═══ Data listing

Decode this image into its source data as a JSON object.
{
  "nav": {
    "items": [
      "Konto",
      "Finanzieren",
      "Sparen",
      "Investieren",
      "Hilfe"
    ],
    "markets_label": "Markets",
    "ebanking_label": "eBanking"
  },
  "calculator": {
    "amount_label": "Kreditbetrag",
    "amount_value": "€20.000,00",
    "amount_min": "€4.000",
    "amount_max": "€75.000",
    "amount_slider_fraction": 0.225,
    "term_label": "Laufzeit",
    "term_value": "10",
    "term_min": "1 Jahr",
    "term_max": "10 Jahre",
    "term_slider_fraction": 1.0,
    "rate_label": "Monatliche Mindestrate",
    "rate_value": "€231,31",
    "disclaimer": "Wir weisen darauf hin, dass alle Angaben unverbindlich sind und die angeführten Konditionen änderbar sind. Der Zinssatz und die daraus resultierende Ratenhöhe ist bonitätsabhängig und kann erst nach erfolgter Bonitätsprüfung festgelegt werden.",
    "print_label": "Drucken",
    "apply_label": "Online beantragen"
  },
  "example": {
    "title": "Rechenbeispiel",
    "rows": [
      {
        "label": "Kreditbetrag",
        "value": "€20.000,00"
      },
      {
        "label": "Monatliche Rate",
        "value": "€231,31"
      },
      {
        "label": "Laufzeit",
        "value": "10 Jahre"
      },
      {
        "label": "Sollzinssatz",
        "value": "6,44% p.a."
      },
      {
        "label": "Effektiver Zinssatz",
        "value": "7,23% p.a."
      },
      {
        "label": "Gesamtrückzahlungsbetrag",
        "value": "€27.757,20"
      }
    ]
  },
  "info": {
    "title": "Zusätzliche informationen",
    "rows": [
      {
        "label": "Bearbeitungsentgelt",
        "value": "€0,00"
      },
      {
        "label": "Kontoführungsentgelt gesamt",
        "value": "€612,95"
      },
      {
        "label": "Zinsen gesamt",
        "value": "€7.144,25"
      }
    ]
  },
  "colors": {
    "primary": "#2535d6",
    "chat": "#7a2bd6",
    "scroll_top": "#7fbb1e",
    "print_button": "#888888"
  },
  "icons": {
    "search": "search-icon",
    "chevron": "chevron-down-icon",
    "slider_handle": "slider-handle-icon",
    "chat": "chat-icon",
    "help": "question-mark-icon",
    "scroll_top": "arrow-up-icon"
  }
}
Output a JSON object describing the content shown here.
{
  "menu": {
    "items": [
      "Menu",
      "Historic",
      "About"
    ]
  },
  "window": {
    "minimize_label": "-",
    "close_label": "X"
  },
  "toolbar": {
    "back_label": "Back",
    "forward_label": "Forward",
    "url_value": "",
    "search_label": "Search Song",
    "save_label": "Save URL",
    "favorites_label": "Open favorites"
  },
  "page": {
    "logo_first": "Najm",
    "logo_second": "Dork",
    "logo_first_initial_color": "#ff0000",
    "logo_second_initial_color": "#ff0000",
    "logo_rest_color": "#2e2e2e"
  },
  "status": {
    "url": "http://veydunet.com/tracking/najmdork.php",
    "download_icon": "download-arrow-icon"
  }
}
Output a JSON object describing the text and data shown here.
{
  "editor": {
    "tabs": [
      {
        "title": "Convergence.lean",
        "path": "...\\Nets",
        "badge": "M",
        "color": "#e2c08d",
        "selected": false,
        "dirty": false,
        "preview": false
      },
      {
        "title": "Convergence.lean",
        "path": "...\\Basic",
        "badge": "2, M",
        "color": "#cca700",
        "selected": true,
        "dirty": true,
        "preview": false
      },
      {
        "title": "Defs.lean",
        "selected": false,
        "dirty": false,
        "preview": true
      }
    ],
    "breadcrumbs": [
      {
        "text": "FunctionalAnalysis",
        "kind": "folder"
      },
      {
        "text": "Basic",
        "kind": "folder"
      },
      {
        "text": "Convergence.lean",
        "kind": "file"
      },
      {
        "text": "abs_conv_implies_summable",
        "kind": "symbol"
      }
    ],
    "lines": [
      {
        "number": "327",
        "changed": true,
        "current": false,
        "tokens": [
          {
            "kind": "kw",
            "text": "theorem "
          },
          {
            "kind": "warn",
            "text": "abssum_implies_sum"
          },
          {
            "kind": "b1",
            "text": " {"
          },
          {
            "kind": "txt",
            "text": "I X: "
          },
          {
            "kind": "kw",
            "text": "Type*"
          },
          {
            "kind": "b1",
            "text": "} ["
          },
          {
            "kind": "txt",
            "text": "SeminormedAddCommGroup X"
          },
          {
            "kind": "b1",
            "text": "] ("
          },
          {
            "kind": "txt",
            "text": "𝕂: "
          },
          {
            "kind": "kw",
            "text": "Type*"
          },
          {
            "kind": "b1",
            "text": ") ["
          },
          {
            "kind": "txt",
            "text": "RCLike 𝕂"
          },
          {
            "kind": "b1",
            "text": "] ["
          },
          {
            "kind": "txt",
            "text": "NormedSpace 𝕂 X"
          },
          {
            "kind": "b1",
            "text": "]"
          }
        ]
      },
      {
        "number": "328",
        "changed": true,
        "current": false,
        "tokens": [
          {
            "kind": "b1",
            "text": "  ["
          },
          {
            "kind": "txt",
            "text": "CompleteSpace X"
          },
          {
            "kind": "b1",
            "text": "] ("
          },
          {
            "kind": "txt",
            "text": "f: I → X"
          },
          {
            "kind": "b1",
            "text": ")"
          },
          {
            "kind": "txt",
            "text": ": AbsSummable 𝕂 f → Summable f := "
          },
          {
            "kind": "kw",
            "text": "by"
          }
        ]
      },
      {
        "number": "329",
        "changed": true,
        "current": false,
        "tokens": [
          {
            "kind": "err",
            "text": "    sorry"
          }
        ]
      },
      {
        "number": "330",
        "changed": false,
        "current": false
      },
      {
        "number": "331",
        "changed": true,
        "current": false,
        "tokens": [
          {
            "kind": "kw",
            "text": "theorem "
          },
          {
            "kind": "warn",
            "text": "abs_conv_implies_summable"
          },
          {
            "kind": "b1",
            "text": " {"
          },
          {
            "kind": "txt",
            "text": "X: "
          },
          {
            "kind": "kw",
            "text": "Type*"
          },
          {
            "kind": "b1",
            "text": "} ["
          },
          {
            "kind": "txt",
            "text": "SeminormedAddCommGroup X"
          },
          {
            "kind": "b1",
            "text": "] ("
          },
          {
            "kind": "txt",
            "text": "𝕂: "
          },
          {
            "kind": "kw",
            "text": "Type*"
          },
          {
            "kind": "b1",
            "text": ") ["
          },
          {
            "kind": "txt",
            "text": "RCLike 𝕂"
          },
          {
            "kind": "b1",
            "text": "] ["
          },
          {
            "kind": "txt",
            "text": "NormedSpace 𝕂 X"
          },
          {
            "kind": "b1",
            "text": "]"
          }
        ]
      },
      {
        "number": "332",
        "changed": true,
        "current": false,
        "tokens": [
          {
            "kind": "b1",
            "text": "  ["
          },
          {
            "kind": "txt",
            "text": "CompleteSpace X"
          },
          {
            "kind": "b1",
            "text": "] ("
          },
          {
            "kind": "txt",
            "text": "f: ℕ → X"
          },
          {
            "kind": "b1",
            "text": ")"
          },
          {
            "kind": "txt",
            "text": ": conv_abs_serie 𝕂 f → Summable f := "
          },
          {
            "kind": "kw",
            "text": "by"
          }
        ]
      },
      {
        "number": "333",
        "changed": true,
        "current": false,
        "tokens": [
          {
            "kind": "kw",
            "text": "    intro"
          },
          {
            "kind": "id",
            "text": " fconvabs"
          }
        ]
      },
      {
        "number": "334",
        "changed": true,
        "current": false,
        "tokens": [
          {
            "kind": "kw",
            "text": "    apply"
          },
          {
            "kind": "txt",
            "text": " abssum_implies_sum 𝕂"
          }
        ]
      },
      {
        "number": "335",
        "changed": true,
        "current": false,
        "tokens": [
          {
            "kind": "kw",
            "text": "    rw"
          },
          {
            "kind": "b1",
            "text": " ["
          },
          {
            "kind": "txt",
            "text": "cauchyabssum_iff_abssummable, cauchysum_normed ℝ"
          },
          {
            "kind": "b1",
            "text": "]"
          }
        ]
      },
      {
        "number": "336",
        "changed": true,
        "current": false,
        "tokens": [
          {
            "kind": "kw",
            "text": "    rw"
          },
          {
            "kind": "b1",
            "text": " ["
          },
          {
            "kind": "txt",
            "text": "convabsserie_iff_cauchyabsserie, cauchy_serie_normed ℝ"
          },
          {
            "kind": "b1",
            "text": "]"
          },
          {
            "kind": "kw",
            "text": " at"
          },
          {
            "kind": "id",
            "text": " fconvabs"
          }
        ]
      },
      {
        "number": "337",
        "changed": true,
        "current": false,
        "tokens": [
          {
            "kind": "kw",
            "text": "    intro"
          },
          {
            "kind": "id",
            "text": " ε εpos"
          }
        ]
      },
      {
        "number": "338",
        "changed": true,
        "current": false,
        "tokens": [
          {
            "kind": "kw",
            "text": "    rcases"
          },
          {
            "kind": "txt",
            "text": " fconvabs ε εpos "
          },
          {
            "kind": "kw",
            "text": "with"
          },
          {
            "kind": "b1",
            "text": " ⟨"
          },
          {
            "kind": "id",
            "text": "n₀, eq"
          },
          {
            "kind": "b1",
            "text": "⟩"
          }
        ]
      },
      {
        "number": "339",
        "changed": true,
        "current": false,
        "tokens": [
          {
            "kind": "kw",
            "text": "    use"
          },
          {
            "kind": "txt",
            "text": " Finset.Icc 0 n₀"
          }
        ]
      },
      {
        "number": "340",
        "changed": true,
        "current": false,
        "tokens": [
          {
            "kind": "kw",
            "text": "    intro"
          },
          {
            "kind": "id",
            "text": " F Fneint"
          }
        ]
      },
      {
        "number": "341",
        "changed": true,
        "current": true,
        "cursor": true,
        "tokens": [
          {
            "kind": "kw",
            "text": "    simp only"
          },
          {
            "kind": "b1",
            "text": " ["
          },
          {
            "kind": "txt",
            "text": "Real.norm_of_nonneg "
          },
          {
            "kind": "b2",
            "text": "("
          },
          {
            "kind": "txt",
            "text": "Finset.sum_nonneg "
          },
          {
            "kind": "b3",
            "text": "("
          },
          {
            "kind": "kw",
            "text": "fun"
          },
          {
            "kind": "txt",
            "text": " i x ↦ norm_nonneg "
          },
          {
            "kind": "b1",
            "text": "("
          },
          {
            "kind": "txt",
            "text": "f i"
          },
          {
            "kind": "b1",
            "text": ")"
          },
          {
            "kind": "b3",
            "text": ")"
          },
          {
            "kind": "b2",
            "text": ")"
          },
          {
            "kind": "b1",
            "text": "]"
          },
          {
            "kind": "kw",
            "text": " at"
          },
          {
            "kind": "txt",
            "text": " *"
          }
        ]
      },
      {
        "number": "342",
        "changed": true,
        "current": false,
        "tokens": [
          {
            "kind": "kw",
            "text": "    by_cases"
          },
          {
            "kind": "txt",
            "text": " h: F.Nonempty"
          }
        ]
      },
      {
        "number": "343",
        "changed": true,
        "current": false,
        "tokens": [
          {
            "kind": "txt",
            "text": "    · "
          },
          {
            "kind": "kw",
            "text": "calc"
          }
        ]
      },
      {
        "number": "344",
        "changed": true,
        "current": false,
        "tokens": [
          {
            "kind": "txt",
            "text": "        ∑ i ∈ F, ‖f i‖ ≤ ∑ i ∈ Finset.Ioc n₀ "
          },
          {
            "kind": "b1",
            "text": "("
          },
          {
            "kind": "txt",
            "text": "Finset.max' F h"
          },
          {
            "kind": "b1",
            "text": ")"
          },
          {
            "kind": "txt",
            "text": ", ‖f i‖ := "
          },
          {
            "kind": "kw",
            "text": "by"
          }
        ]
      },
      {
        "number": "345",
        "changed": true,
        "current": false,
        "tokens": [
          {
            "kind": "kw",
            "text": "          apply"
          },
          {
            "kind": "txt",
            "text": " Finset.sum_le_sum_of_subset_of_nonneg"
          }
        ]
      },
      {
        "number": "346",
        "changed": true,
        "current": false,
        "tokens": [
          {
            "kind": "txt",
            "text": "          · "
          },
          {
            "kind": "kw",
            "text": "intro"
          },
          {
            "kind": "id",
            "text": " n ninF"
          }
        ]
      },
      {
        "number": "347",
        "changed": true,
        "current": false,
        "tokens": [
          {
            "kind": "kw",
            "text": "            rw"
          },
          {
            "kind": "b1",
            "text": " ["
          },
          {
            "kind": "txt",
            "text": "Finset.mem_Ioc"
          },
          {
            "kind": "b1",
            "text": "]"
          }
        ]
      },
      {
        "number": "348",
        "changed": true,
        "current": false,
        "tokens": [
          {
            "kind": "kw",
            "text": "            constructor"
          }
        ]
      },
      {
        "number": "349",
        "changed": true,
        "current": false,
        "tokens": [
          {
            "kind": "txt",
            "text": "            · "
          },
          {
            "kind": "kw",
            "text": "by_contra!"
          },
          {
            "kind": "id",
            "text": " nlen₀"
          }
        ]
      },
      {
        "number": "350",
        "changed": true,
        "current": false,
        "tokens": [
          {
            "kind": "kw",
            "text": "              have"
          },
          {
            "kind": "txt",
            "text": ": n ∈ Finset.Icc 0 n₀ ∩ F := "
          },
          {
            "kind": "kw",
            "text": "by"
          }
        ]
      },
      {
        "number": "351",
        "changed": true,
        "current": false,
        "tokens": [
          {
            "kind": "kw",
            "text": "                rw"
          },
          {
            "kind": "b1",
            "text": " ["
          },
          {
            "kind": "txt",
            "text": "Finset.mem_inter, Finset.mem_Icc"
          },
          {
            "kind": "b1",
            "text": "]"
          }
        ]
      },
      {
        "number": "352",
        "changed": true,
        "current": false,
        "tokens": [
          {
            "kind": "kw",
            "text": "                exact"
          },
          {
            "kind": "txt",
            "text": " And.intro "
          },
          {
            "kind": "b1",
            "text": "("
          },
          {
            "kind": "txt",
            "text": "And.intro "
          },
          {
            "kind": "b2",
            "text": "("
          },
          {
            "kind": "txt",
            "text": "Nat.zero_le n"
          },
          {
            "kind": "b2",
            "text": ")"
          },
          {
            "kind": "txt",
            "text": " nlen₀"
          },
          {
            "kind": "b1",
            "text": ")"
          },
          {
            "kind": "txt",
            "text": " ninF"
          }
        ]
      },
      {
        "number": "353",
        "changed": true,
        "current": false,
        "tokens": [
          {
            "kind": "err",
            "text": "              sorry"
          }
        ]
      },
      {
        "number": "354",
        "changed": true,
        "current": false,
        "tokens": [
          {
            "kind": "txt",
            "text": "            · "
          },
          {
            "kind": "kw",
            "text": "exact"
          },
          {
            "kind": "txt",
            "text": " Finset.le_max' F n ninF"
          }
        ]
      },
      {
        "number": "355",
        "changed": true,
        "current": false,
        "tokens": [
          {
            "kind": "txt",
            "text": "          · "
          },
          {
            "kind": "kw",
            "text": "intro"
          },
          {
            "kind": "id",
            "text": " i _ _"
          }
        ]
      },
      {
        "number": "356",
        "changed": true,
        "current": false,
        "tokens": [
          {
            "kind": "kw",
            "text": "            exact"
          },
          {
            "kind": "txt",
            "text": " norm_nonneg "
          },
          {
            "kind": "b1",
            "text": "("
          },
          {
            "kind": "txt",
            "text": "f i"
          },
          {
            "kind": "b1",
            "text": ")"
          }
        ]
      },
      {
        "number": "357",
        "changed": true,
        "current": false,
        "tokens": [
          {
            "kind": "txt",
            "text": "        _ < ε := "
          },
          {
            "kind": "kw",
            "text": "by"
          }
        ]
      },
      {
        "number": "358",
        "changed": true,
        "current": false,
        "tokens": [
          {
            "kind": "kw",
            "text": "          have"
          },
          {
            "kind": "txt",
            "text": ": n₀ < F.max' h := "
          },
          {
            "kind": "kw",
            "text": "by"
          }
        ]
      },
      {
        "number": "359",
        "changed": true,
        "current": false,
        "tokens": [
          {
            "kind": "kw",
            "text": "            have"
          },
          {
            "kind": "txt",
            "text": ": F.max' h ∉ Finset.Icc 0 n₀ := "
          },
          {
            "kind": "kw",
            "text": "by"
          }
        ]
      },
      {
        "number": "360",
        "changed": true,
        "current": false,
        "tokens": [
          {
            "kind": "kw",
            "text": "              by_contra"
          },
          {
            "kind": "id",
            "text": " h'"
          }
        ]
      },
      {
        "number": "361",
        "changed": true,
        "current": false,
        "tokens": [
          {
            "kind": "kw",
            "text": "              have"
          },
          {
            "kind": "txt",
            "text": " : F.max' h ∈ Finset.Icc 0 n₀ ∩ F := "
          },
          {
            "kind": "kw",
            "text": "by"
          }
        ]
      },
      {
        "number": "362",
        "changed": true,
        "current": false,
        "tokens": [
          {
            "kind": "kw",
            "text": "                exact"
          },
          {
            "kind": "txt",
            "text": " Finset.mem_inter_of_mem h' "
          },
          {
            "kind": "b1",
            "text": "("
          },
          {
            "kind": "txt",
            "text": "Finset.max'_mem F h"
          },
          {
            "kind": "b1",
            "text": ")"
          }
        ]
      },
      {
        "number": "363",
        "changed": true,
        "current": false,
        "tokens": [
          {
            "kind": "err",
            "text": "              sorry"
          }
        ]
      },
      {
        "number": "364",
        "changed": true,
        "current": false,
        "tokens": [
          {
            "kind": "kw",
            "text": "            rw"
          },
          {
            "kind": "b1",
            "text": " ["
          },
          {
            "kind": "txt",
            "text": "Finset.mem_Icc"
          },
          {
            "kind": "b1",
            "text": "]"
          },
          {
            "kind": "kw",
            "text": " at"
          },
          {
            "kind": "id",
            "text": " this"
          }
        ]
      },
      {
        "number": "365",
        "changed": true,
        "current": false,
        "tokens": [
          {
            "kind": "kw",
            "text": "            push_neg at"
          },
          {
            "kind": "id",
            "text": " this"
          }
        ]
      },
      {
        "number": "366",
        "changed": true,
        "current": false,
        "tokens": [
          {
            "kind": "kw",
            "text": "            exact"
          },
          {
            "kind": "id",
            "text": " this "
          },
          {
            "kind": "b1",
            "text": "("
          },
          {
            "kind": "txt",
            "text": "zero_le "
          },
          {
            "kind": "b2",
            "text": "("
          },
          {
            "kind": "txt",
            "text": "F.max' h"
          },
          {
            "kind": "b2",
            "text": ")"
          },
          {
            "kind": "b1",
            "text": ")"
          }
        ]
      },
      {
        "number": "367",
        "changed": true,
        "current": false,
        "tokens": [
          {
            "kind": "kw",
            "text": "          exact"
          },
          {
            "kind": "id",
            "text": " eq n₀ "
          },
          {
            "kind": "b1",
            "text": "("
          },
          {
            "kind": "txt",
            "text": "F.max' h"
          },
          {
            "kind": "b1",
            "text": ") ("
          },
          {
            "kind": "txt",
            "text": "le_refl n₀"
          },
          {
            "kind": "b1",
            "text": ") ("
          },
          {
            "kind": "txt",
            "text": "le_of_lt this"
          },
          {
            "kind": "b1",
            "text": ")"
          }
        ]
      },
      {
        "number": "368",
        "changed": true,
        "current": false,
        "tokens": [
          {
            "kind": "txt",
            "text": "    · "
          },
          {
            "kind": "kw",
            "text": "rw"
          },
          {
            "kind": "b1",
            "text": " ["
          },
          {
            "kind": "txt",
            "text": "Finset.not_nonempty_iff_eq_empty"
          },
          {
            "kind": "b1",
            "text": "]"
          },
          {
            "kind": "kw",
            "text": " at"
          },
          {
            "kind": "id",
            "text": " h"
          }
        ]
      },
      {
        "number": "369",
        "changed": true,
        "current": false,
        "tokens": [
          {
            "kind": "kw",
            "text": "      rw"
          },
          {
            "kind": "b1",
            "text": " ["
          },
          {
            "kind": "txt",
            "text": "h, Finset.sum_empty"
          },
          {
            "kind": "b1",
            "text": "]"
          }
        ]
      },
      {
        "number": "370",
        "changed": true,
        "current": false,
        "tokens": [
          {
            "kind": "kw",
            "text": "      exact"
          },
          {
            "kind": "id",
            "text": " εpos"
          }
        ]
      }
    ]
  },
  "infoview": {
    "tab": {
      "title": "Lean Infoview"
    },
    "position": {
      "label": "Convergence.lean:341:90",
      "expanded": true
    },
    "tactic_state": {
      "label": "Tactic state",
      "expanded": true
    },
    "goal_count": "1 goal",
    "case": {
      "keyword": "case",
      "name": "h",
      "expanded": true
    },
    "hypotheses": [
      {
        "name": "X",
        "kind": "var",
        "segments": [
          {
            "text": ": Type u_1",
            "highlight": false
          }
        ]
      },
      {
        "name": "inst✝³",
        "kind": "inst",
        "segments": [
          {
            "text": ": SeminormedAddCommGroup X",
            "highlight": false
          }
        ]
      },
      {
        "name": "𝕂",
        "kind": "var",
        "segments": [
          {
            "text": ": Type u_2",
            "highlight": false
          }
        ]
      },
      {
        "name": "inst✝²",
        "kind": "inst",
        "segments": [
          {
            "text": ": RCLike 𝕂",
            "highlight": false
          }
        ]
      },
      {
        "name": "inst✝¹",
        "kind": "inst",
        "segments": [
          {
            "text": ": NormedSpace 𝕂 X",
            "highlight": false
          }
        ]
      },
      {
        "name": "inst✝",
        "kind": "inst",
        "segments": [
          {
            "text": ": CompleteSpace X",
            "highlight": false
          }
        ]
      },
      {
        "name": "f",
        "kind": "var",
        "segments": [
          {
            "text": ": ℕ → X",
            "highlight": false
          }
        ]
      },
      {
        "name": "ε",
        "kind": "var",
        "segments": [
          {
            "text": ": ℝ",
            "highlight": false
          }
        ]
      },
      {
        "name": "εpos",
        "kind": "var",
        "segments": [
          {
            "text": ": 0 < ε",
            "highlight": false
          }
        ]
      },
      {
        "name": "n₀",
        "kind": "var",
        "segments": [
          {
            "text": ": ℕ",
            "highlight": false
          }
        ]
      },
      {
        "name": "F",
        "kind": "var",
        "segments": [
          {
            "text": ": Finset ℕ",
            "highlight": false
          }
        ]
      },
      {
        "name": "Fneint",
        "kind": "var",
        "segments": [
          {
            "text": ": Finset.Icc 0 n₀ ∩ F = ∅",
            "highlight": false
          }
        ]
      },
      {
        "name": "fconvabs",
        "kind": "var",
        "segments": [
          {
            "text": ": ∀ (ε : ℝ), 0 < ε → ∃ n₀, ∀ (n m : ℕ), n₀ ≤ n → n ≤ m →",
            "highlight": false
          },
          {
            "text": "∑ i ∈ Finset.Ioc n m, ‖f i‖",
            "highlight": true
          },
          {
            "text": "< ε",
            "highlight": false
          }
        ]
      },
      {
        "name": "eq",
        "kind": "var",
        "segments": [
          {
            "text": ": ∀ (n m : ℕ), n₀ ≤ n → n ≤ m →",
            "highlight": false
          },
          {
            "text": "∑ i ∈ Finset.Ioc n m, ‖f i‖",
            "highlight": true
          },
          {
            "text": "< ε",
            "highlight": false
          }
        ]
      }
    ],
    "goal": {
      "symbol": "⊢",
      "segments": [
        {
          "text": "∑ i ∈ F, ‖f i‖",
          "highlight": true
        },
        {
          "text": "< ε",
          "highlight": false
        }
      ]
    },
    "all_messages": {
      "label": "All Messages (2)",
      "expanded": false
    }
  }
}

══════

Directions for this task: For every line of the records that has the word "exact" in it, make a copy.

Solution to the exercise:
            "text": "                exact"
            "text": "exact"
            "text": "            exact"
            "text": "                exact"
            "text": "            exact"
            "text": "          exact"
            "text": "      exact"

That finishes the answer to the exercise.